Join them; it only takes a minute:

Sign up
Join the Stack Overflow community to:
  1. Ask programming questions
  2. Answer and help your peers
  3. Get recognized for your expertise

I have a large project that utilises inline declared objects for one time use (brushes, colors, fonts etc).

when i run the code analysis tool in VS2010 I am warned that there are objects that dont get disposed on every path.

given the line of code below how can I ensure that the items raised are disposed explicitly when no longer in use or when an exception occurs.

     (Font)new Font("Segoe UI", 7, FontStyle.Regular),
     new Point(hStart.X - 12, hStart.Y - 6));

thanks in advance

share|improve this question
up vote 3 down vote accepted

You can ensure your Graphics object gets immediately disposed after use by wrapping it inside of a using statement. The same goes for any object implementing IDisposable.

using (Graphics g = e.Graphics)  // Or wherever you are getting your graphics context
    using(Font font = new Font("Segoe UI", 7, FontStyle.Regular))
        g.DrawString(stringNames[i], font, Brushes.Black, new Point(hStart.X - 12, hStart.Y - 6));

As a side note, you don't need to explicitly cast the Font or Brush object in your example above. These are already strongly typed.

share|improve this answer
lots of answers, in the above example would the inline font get disposed when the using statement expires (i.e disposed with the graphics object g) ? – user1350555 May 2 '12 at 17:26
@DanielGwalter The font will be disposed immediately before the graphics object in this example. They are two seperate using blocks. – George Johnston May 2 '12 at 17:27
also, thanks for the side note, for future reference how do i find out if an item is already strongly typed before making the same mistake? – user1350555 May 2 '12 at 17:28
You're constructing an object, (of type Font) -- which will return a Font object. As for the Brush, you're calling a property of the static class Brushes, which returns a Brush object in it's getter. Because these types are exactly what the signature of the DrawString method is calling for, theres no need to cast these to anything else -- and in this example, to what they already are. – George Johnston May 2 '12 at 17:32
perfect explanation, thank you. – user1350555 May 2 '12 at 18:30

You can't dispose an inline declared object, you have to move it out-of-line.

using (Font font = new Font(...))
   graphics.DrawString(..., font, ...);

However, if you're creating the same font every time you paint, you should consider creating it once and attaching it to Control that uses it.

class MyControl : Control
    private Font segoe7Font = new Font(...);

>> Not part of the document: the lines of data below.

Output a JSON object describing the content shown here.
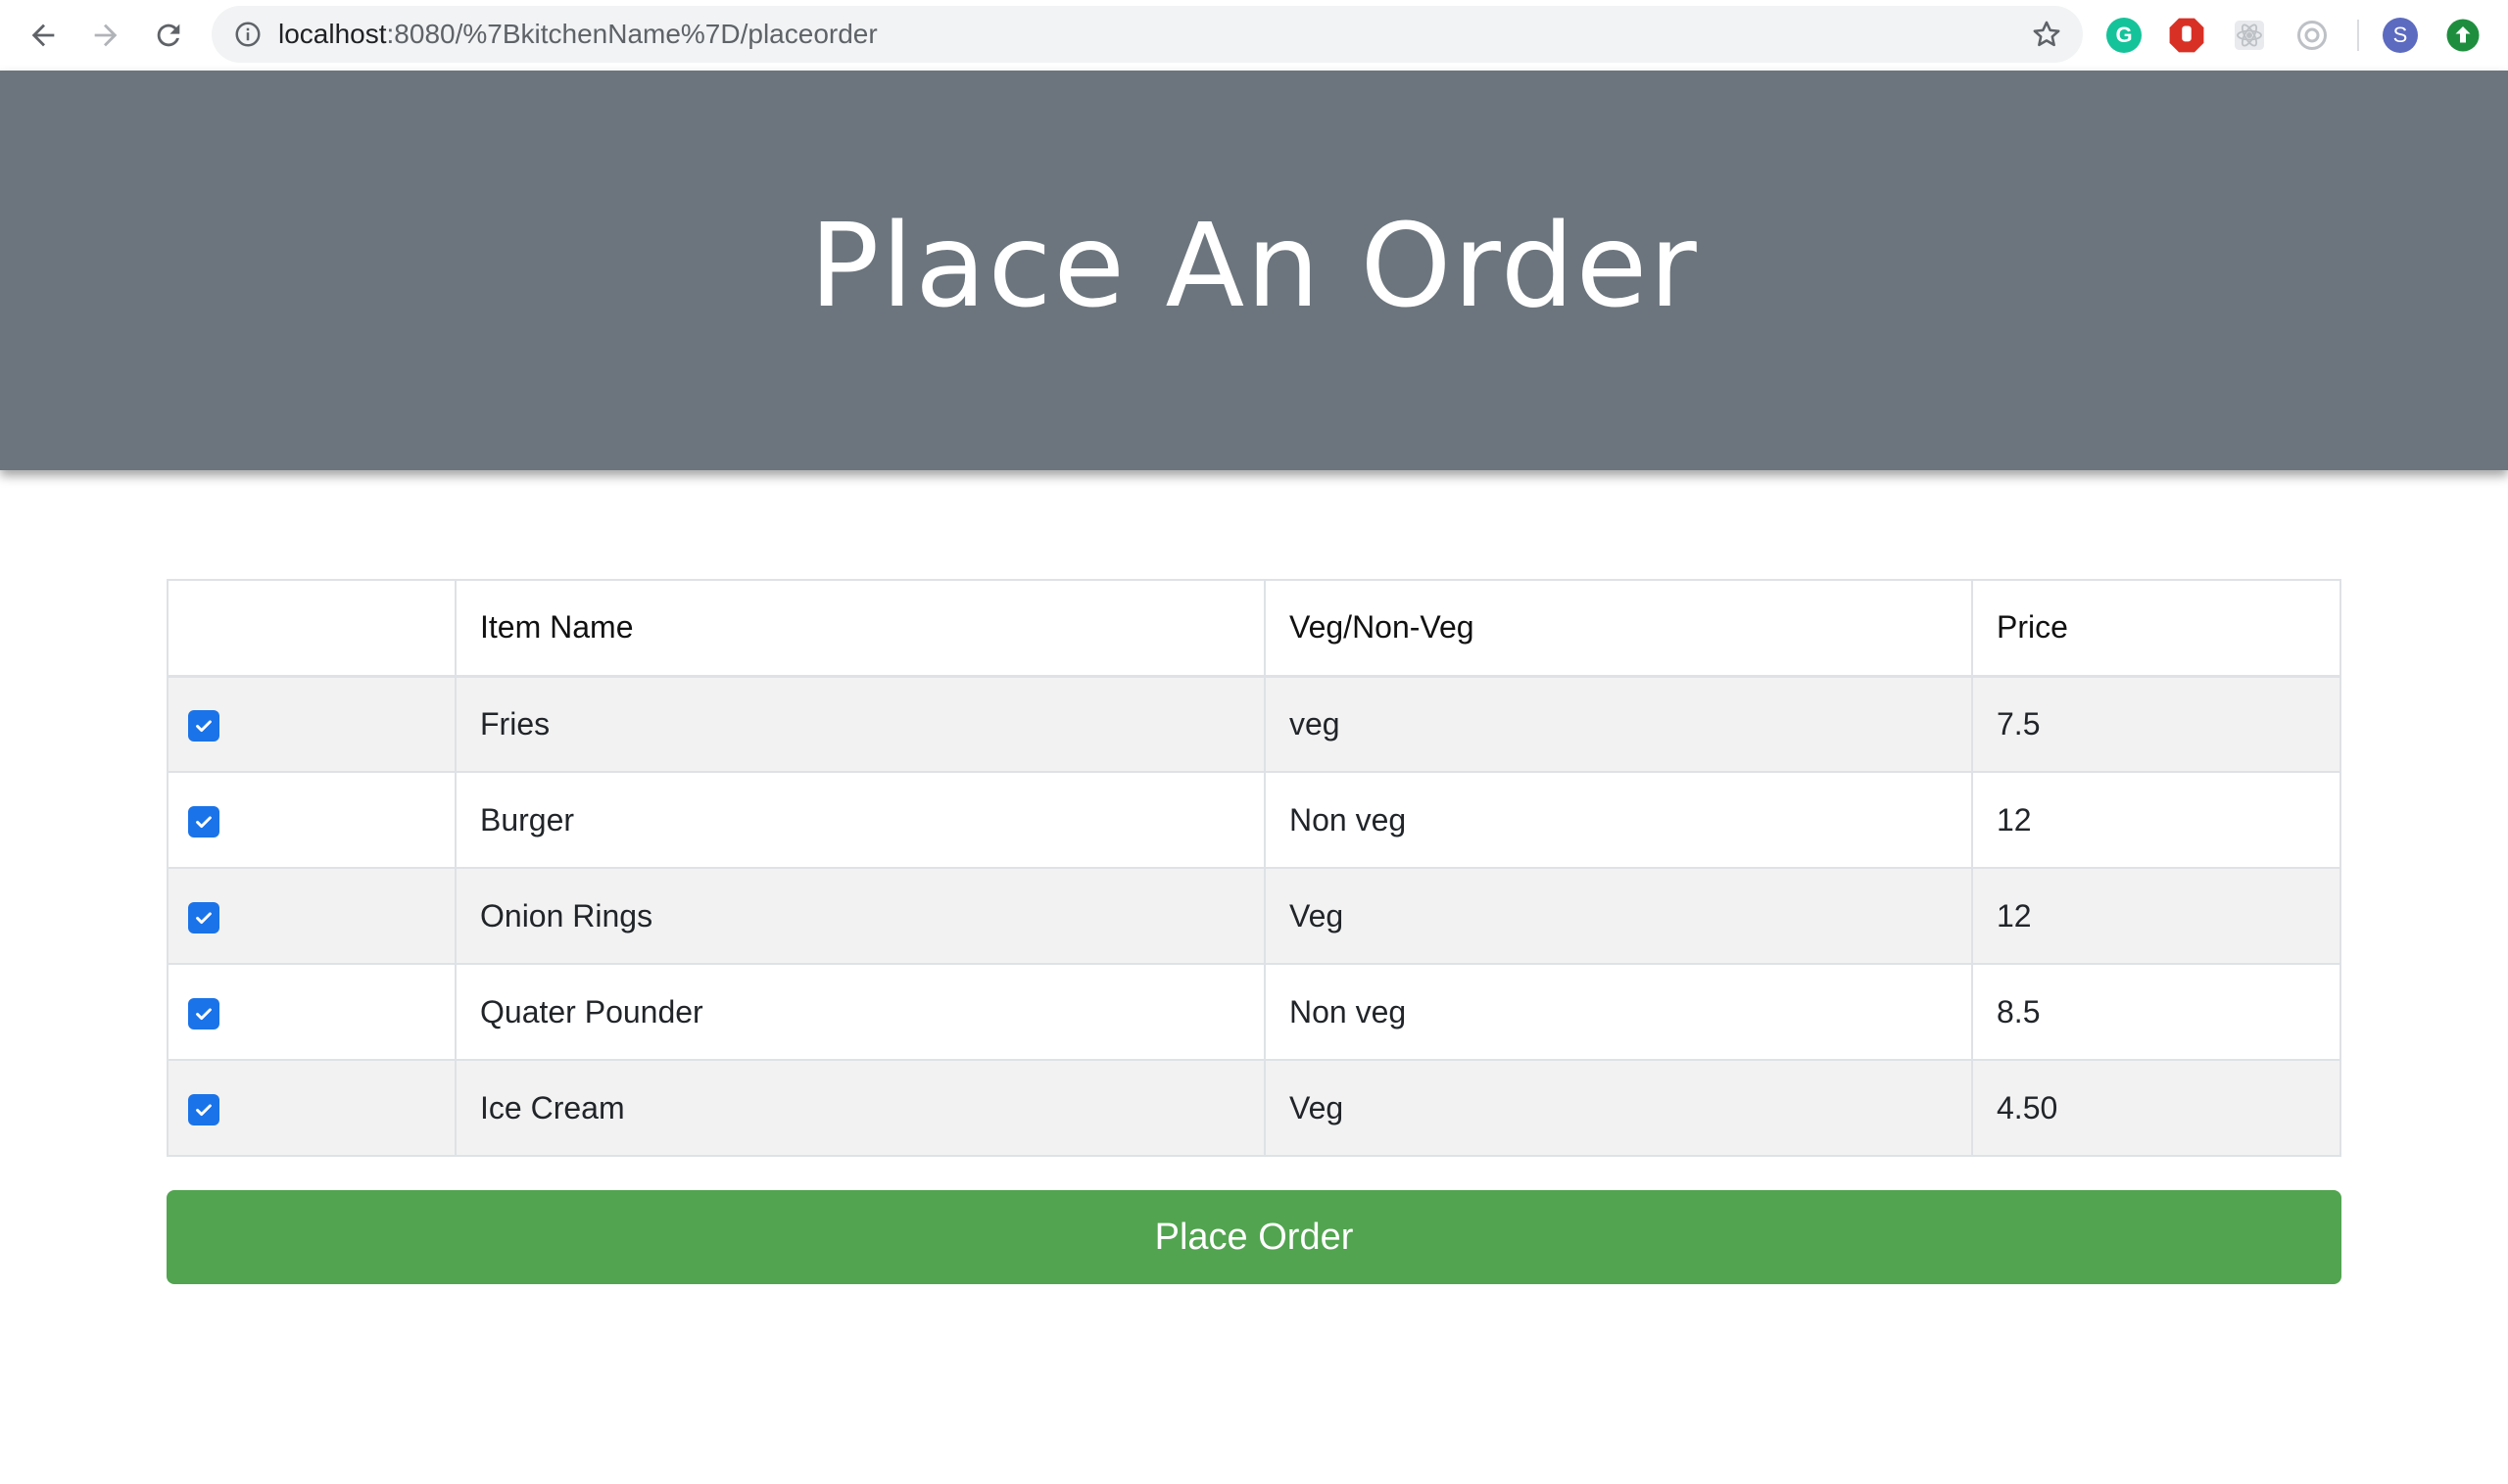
{
  "browser": {
    "url_host": "localhost",
    "url_path": ":8080/%7BkitchenName%7D/placeorder",
    "profile_initial": "S"
  },
  "page": {
    "title": "Place An Order"
  },
  "table": {
    "headers": [
      "",
      "Item Name",
      "Veg/Non-Veg",
      "Price"
    ],
    "rows": [
      {
        "checked": true,
        "name": "Fries",
        "type": "veg",
        "price": "7.5"
      },
      {
        "checked": true,
        "name": "Burger",
        "type": "Non veg",
        "price": "12"
      },
      {
        "checked": true,
        "name": "Onion Rings",
        "type": "Veg",
        "price": "12"
      },
      {
        "checked": true,
        "name": "Quater Pounder",
        "type": "Non veg",
        "price": "8.5"
      },
      {
        "checked": true,
        "name": "Ice Cream",
        "type": "Veg",
        "price": "4.50"
      }
    ]
  },
  "actions": {
    "place_order_label": "Place Order"
  },
  "colors": {
    "header_bg": "#6c757d",
    "button_bg": "#52a450",
    "checkbox": "#1a73e8",
    "row_stripe": "#f2f2f2"
  }
}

    protected override void Dispose(bool disposing)
        if (disposing)
share|improve this answer
thanks, unfortunately these really are one time use objects otherwise i would of declared them early and reused them. the control in question draws a bitmap and uses two fonts and two brushes once only. – user1350555 May 2 '12 at 17:33

Just don't claim unmanaged resources in that way.

share|improve this answer
using (var f = new Font("Segoe UI", 7, FontStyle.Regular))
    g.DrawString(stringNames[i], f, (Brush)Brushes.Black, new Point(hStart.X - 12, hStart.Y - 6)); 
share|improve this answer
i guess that the above gives me a reference to the object (f) and that i could dispose f. what this question has taught me is that the inline method may be quick and easy but that it also adds issues in terms of readability, disposal and possible reuse. – user1350555 May 2 '12 at 17:27

Your Answer


By posting your answer, you agree to the privacy policy and terms of service.